#### [Work instruction]
Where a line below holds the string "this", that line goes into the answer.

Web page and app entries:

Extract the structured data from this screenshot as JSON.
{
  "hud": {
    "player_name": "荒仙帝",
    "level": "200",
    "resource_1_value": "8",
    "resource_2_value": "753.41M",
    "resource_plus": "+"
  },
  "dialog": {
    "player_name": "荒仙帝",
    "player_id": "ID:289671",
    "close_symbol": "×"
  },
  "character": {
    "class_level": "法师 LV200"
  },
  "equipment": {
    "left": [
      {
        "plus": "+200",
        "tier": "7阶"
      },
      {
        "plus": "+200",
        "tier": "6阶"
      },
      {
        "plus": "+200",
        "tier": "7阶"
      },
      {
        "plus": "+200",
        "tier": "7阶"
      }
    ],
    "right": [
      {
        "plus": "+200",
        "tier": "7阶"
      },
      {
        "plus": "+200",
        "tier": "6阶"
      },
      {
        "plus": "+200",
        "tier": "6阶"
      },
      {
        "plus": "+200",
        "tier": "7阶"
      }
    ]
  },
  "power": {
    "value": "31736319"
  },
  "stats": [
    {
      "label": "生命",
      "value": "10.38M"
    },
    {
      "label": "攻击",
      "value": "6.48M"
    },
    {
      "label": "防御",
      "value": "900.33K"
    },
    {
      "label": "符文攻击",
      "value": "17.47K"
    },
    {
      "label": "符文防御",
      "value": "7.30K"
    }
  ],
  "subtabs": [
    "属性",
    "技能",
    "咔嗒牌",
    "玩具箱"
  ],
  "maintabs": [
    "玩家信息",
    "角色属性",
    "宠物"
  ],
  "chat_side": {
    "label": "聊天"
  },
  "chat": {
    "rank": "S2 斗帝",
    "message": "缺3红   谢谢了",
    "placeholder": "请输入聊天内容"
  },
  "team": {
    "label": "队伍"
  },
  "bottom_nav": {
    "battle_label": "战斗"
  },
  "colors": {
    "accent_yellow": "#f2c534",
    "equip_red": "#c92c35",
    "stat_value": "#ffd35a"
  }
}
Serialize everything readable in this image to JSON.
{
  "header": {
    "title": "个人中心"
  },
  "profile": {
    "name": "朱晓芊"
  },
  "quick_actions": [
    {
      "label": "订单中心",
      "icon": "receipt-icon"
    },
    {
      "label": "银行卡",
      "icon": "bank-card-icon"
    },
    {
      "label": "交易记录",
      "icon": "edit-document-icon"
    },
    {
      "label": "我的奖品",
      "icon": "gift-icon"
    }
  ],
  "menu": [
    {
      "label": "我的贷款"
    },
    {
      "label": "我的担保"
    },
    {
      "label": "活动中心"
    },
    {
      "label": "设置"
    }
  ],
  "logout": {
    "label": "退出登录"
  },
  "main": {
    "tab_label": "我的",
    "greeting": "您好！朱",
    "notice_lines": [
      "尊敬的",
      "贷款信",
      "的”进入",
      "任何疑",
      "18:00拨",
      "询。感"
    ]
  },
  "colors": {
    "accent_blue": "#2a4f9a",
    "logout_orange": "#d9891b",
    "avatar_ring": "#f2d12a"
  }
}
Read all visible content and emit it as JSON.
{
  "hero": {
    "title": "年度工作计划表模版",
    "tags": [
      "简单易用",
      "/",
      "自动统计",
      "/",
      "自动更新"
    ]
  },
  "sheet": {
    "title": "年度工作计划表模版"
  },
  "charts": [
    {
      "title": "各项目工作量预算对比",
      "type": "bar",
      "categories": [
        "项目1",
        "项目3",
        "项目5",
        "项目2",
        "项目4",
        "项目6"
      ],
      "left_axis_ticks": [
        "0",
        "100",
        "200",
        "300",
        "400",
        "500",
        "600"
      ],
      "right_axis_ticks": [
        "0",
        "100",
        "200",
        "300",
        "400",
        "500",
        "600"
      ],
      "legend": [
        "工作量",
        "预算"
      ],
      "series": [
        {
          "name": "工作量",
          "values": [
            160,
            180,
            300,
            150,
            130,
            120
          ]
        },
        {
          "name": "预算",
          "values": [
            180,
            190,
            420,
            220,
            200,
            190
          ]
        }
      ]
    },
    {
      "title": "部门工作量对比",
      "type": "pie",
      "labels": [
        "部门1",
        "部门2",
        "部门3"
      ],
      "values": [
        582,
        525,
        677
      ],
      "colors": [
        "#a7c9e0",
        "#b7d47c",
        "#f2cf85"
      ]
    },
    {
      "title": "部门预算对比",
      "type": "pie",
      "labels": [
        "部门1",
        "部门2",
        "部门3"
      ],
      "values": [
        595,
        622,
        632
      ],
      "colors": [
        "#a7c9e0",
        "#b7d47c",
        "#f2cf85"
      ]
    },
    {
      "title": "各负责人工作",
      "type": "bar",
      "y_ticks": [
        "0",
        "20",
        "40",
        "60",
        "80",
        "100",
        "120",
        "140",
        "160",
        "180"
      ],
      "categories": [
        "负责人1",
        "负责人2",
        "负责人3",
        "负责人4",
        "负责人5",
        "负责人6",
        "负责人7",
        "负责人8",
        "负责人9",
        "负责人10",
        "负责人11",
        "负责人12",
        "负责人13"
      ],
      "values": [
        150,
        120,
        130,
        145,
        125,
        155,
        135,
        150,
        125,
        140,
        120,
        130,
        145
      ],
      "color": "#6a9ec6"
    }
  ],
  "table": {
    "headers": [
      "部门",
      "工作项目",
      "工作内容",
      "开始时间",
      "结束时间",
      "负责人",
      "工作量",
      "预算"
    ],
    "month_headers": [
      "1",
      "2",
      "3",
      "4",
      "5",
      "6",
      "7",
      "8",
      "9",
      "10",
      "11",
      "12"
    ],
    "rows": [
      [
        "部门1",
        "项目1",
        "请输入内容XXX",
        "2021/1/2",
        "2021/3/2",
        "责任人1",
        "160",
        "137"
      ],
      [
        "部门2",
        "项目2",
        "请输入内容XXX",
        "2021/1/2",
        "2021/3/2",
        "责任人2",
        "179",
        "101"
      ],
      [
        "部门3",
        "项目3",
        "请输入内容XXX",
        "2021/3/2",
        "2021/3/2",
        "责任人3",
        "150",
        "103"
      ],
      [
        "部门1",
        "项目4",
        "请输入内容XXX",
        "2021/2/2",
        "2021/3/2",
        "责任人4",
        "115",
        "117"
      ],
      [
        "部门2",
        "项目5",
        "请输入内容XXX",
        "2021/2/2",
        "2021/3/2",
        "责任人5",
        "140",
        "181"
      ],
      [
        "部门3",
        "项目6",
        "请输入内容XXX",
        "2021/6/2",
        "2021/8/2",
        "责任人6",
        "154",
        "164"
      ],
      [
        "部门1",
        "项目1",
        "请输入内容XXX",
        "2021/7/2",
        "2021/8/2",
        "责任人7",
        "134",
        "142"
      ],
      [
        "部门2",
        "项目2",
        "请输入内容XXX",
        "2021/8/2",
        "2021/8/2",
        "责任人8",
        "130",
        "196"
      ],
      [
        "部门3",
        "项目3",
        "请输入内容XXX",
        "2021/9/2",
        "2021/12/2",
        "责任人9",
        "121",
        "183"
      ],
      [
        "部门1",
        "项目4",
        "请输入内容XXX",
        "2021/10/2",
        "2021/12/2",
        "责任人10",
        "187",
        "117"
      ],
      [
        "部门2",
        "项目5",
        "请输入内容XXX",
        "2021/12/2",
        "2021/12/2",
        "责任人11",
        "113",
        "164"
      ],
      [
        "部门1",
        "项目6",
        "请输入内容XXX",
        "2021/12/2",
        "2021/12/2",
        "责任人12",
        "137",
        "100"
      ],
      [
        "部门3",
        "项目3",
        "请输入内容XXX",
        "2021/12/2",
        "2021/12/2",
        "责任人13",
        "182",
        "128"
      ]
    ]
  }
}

#### [Exercise solution]
Extract the structured data from this screenshot as JSON.
Serialize everything readable in this image to JSON.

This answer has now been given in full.